◆ TASK GOAL ◆
Whenever a line in the data holds the string "costs", copy that line.

──────────

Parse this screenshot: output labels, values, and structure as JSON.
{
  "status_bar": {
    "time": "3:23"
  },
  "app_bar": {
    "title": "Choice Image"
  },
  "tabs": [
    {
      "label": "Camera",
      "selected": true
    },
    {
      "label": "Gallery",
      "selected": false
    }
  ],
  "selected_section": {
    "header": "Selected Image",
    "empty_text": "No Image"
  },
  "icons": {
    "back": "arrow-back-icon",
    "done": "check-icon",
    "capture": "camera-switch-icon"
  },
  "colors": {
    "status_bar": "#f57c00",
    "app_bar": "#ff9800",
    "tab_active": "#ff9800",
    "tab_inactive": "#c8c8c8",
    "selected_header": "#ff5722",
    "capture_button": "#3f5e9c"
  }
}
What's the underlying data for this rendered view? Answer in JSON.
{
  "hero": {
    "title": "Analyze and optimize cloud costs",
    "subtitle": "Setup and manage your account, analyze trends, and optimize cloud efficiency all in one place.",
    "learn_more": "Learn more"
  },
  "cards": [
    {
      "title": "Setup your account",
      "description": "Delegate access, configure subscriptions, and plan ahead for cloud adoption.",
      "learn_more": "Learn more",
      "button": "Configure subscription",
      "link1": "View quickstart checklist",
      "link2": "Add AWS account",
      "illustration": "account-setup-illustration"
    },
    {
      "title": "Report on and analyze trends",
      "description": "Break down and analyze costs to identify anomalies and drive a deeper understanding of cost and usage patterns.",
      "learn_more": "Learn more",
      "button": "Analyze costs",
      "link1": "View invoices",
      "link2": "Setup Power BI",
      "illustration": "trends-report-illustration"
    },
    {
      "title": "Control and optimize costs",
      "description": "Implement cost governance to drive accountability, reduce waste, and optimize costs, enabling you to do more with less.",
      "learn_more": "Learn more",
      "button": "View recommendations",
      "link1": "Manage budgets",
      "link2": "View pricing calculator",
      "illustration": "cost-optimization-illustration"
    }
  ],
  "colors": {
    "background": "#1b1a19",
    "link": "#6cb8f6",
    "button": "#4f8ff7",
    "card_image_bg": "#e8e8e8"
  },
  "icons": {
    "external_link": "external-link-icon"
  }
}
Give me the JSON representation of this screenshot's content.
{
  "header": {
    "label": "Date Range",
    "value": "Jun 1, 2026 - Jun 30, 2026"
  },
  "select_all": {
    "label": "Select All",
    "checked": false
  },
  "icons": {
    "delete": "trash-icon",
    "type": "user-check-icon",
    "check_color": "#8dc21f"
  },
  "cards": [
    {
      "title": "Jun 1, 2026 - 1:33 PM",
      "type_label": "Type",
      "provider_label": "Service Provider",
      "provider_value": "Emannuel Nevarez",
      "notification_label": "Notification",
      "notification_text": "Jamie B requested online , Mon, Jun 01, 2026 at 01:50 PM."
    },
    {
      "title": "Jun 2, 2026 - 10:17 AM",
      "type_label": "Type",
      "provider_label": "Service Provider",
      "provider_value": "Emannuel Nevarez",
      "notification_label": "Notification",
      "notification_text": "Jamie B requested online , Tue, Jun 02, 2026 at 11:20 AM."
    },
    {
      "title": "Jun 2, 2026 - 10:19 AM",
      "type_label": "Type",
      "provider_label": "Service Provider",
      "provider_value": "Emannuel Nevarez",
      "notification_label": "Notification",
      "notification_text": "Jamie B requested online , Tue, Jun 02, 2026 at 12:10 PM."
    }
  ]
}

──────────

◆ ANSWER ◆
    "title": "Analyze and optimize cloud costs",
      "description": "Break down and analyze costs to identify anomalies and drive a deeper understanding of cost and usage patterns.",
      "button": "Analyze costs",
      "title": "Control and optimize costs",
      "description": "Implement cost governance to drive accountability, reduce waste, and optimize costs, enabling you to do more with less.",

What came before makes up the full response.